▸ WHAT IS BEING ASKED
Lines below containing the word "binned" should be copied out.

▸ DATASET

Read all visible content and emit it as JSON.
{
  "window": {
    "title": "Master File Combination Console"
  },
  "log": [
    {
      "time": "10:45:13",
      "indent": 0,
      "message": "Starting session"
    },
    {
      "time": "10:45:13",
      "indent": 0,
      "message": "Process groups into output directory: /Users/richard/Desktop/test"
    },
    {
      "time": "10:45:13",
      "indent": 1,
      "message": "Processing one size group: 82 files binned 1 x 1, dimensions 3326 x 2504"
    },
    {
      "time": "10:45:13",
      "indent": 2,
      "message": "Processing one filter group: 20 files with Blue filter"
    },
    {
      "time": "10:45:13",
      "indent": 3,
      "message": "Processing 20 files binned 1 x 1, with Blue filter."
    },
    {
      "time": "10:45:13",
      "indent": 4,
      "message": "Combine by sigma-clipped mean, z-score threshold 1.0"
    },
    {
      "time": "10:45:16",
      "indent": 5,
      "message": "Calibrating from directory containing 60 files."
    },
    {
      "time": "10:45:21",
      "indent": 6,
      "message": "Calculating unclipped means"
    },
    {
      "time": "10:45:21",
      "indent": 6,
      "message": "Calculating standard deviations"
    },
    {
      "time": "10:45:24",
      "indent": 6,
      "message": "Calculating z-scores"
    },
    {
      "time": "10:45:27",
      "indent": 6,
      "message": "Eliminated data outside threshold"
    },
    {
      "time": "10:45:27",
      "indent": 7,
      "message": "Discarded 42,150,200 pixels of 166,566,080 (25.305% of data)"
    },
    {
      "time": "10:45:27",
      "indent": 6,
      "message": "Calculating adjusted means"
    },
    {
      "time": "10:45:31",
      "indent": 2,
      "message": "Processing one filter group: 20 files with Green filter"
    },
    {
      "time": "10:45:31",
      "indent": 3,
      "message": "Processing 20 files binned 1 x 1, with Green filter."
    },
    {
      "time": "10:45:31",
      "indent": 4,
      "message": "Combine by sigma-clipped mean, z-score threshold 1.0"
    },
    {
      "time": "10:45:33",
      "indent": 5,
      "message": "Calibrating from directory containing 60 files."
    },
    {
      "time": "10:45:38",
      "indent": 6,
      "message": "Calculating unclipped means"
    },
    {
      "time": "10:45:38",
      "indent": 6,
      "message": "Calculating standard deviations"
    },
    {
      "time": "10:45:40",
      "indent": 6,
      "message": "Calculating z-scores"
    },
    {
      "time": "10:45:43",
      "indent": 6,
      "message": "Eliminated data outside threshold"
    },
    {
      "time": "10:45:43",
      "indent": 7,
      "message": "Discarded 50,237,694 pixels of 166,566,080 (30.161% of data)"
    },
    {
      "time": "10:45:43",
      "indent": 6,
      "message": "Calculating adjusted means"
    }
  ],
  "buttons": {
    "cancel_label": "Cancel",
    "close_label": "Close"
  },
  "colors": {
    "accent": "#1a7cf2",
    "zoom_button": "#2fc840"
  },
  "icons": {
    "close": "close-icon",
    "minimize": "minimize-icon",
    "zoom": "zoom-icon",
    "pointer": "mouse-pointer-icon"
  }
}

▸ ANSWER TO THIS PROBLEM
      "message": "Processing one size group: 82 files binned 1 x 1, dimensions 3326 x 2504"
      "message": "Processing 20 files binned 1 x 1, with Blue filter."
      "message": "Processing 20 files binned 1 x 1, with Green filter."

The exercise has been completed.